__Exercise requirements__. Working through the lines below, return each one that holds "title".

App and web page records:
▼▼▼

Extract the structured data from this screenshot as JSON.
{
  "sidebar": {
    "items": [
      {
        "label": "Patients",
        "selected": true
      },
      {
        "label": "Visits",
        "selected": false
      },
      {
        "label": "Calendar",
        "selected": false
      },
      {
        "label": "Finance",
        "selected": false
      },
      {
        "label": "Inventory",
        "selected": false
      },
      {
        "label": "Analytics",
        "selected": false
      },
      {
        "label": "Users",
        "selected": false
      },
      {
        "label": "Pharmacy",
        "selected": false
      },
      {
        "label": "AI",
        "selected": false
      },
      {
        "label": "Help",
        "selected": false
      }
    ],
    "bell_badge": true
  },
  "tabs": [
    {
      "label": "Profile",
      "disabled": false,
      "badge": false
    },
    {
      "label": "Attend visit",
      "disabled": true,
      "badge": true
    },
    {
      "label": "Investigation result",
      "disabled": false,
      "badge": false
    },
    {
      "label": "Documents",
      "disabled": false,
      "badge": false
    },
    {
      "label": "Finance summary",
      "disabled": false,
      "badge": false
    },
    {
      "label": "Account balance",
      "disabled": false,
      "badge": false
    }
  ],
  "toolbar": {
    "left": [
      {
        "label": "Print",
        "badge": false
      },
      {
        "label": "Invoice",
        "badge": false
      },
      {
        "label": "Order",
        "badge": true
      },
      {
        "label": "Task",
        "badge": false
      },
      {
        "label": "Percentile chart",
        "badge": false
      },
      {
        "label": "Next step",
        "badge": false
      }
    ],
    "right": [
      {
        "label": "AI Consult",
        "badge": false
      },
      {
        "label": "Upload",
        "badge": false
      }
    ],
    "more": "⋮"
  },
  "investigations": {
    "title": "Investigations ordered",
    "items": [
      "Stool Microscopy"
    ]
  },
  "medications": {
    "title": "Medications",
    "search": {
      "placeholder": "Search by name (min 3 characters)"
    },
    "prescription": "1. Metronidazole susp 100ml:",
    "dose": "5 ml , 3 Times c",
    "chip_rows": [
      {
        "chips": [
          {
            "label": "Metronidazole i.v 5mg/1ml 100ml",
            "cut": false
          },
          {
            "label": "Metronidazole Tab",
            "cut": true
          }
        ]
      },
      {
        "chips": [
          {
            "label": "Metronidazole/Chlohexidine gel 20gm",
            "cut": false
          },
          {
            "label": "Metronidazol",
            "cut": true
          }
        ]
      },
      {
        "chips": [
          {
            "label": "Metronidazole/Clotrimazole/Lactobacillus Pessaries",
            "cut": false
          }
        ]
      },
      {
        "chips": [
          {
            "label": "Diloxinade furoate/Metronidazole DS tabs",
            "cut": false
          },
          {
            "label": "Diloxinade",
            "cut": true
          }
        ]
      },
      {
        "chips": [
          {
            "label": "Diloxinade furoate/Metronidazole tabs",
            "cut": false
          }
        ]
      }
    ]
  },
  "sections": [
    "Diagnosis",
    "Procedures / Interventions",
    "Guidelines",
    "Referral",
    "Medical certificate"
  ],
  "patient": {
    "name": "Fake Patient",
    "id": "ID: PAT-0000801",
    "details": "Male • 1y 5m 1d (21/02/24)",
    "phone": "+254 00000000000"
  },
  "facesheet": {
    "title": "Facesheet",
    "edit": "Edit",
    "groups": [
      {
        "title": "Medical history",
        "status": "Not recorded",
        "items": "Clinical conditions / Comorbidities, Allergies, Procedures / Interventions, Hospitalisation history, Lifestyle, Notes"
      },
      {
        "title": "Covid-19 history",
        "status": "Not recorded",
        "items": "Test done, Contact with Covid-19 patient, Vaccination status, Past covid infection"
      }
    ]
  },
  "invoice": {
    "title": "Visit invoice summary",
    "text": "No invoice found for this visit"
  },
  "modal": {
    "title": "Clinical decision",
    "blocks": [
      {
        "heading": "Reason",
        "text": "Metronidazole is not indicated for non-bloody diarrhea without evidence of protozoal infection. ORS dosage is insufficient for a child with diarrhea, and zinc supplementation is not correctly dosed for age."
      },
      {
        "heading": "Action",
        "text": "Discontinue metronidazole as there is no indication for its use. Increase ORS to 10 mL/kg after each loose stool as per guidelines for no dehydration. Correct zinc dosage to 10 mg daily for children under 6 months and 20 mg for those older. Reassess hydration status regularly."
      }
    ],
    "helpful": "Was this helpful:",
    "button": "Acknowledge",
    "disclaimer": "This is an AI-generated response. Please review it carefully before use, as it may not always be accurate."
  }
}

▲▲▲

__Task output__.
    "title": "Investigations ordered",
    "title": "Medications",
    "title": "Facesheet",
        "title": "Medical history",
        "title": "Covid-19 history",
    "title": "Visit invoice summary",
    "title": "Clinical decision",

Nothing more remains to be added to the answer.